§ **What you have to do**:
Output the data word for word, dropping every image.

§ **Data records**:
_____
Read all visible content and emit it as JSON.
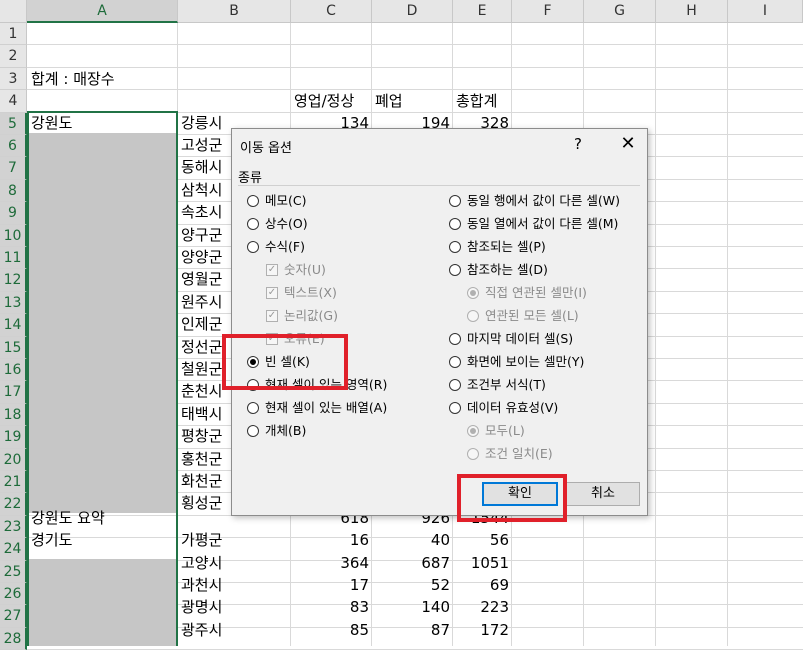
{
  "sheet": {
    "columns": [
      "A",
      "B",
      "C",
      "D",
      "E",
      "F",
      "G",
      "H",
      "I"
    ],
    "rows": [
      "1",
      "2",
      "3",
      "4",
      "5",
      "6",
      "7",
      "8",
      "9",
      "10",
      "11",
      "12",
      "13",
      "14",
      "15",
      "16",
      "17",
      "18",
      "19",
      "20",
      "21",
      "22",
      "23",
      "24",
      "25",
      "26",
      "27",
      "28"
    ],
    "selected_column": "A",
    "title_cell": "합계 : 매장수",
    "headers": {
      "c": "영업/정상",
      "d": "폐업",
      "e": "총합계"
    },
    "row5": {
      "a": "강원도",
      "b": "강릉시",
      "c": "134",
      "d": "194",
      "e": "328"
    },
    "b_cities": [
      "고성군",
      "동해시",
      "삼척시",
      "속초시",
      "양구군",
      "양양군",
      "영월군",
      "원주시",
      "인제군",
      "정선군",
      "철원군",
      "춘천시",
      "태백시",
      "평창군",
      "홍천군",
      "화천군",
      "횡성군"
    ],
    "row23": {
      "a": "강원도 요약",
      "c": "618",
      "d": "926",
      "e": "1544"
    },
    "row24": {
      "a": "경기도",
      "b": "가평군",
      "c": "16",
      "d": "40",
      "e": "56"
    },
    "row25": {
      "b": "고양시",
      "c": "364",
      "d": "687",
      "e": "1051"
    },
    "row26": {
      "b": "과천시",
      "c": "17",
      "d": "52",
      "e": "69"
    },
    "row27": {
      "b": "광명시",
      "c": "83",
      "d": "140",
      "e": "223"
    },
    "row28": {
      "b": "광주시",
      "c": "85",
      "d": "87",
      "e": "172"
    }
  },
  "dialog": {
    "title": "이동 옵션",
    "help": "?",
    "close": "✕",
    "group_label": "종류",
    "left_options": [
      {
        "label": "메모(C)",
        "kind": "radio"
      },
      {
        "label": "상수(O)",
        "kind": "radio"
      },
      {
        "label": "수식(F)",
        "kind": "radio"
      },
      {
        "label": "숫자(U)",
        "kind": "check"
      },
      {
        "label": "텍스트(X)",
        "kind": "check"
      },
      {
        "label": "논리값(G)",
        "kind": "check"
      },
      {
        "label": "오류(E)",
        "kind": "check"
      },
      {
        "label": "빈 셀(K)",
        "kind": "radio",
        "checked": true
      },
      {
        "label": "현재 셀이 있는 영역(R)",
        "kind": "radio"
      },
      {
        "label": "현재 셀이 있는 배열(A)",
        "kind": "radio"
      },
      {
        "label": "개체(B)",
        "kind": "radio"
      }
    ],
    "right_options": [
      {
        "label": "동일 행에서 값이 다른 셀(W)",
        "kind": "radio"
      },
      {
        "label": "동일 열에서 값이 다른 셀(M)",
        "kind": "radio"
      },
      {
        "label": "참조되는 셀(P)",
        "kind": "radio"
      },
      {
        "label": "참조하는 셀(D)",
        "kind": "radio"
      },
      {
        "label": "직접 연관된 셀만(I)",
        "kind": "subradio",
        "checked": true
      },
      {
        "label": "연관된 모든 셀(L)",
        "kind": "subradio"
      },
      {
        "label": "마지막 데이터 셀(S)",
        "kind": "radio"
      },
      {
        "label": "화면에 보이는 셀만(Y)",
        "kind": "radio"
      },
      {
        "label": "조건부 서식(T)",
        "kind": "radio"
      },
      {
        "label": "데이터 유효성(V)",
        "kind": "radio"
      },
      {
        "label": "모두(L)",
        "kind": "subradio",
        "checked": true
      },
      {
        "label": "조건 일치(E)",
        "kind": "subradio"
      }
    ],
    "ok_label": "확인",
    "cancel_label": "취소",
    "highlight_color": "#e0202a"
  }
}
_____
§ **Result for this task**:
Read all visible content and emit it as JSON.
{
  "sheet": {
    "columns": [
      "A",
      "B",
      "C",
      "D",
      "E",
      "F",
      "G",
      "H",
      "I"
    ],
    "rows": [
      "1",
      "2",
      "3",
      "4",
      "5",
      "6",
      "7",
      "8",
      "9",
      "10",
      "11",
      "12",
      "13",
      "14",
      "15",
      "16",
      "17",
      "18",
      "19",
      "20",
      "21",
      "22",
      "23",
      "24",
      "25",
      "26",
      "27",
      "28"
    ],
    "selected_column": "A",
    "title_cell": "합계 : 매장수",
    "headers": {
      "c": "영업/정상",
      "d": "폐업",
      "e": "총합계"
    },
    "row5": {
      "a": "강원도",
      "b": "강릉시",
      "c": "134",
      "d": "194",
      "e": "328"
    },
    "b_cities": [
      "고성군",
      "동해시",
      "삼척시",
      "속초시",
      "양구군",
      "양양군",
      "영월군",
      "원주시",
      "인제군",
      "정선군",
      "철원군",
      "춘천시",
      "태백시",
      "평창군",
      "홍천군",
      "화천군",
      "횡성군"
    ],
    "row23": {
      "a": "강원도 요약",
      "c": "618",
      "d": "926",
      "e": "1544"
    },
    "row24": {
      "a": "경기도",
      "b": "가평군",
      "c": "16",
      "d": "40",
      "e": "56"
    },
    "row25": {
      "b": "고양시",
      "c": "364",
      "d": "687",
      "e": "1051"
    },
    "row26": {
      "b": "과천시",
      "c": "17",
      "d": "52",
      "e": "69"
    },
    "row27": {
      "b": "광명시",
      "c": "83",
      "d": "140",
      "e": "223"
    },
    "row28": {
      "b": "광주시",
      "c": "85",
      "d": "87",
      "e": "172"
    }
  },
  "dialog": {
    "title": "이동 옵션",
    "help": "?",
    "close": "✕",
    "group_label": "종류",
    "left_options": [
      {
        "label": "메모(C)",
        "kind": "radio"
      },
      {
        "label": "상수(O)",
        "kind": "radio"
      },
      {
        "label": "수식(F)",
        "kind": "radio"
      },
      {
        "label": "숫자(U)",
        "kind": "check"
      },
      {
        "label": "텍스트(X)",
        "kind": "check"
      },
      {
        "label": "논리값(G)",
        "kind": "check"
      },
      {
        "label": "오류(E)",
        "kind": "check"
      },
      {
        "label": "빈 셀(K)",
        "kind": "radio",
        "checked": true
      },
      {
        "label": "현재 셀이 있는 영역(R)",
        "kind": "radio"
      },
      {
        "label": "현재 셀이 있는 배열(A)",
        "kind": "radio"
      },
      {
        "label": "개체(B)",
        "kind": "radio"
      }
    ],
    "right_options": [
      {
        "label": "동일 행에서 값이 다른 셀(W)",
        "kind": "radio"
      },
      {
        "label": "동일 열에서 값이 다른 셀(M)",
        "kind": "radio"
      },
      {
        "label": "참조되는 셀(P)",
        "kind": "radio"
      },
      {
        "label": "참조하는 셀(D)",
        "kind": "radio"
      },
      {
        "label": "직접 연관된 셀만(I)",
        "kind": "subradio",
        "checked": true
      },
      {
        "label": "연관된 모든 셀(L)",
        "kind": "subradio"
      },
      {
        "label": "마지막 데이터 셀(S)",
        "kind": "radio"
      },
      {
        "label": "화면에 보이는 셀만(Y)",
        "kind": "radio"
      },
      {
        "label": "조건부 서식(T)",
        "kind": "radio"
      },
      {
        "label": "데이터 유효성(V)",
        "kind": "radio"
      },
      {
        "label": "모두(L)",
        "kind": "subradio",
        "checked": true
      },
      {
        "label": "조건 일치(E)",
        "kind": "subradio"
      }
    ],
    "ok_label": "확인",
    "cancel_label": "취소",
    "highlight_color": "#e0202a"
  }
}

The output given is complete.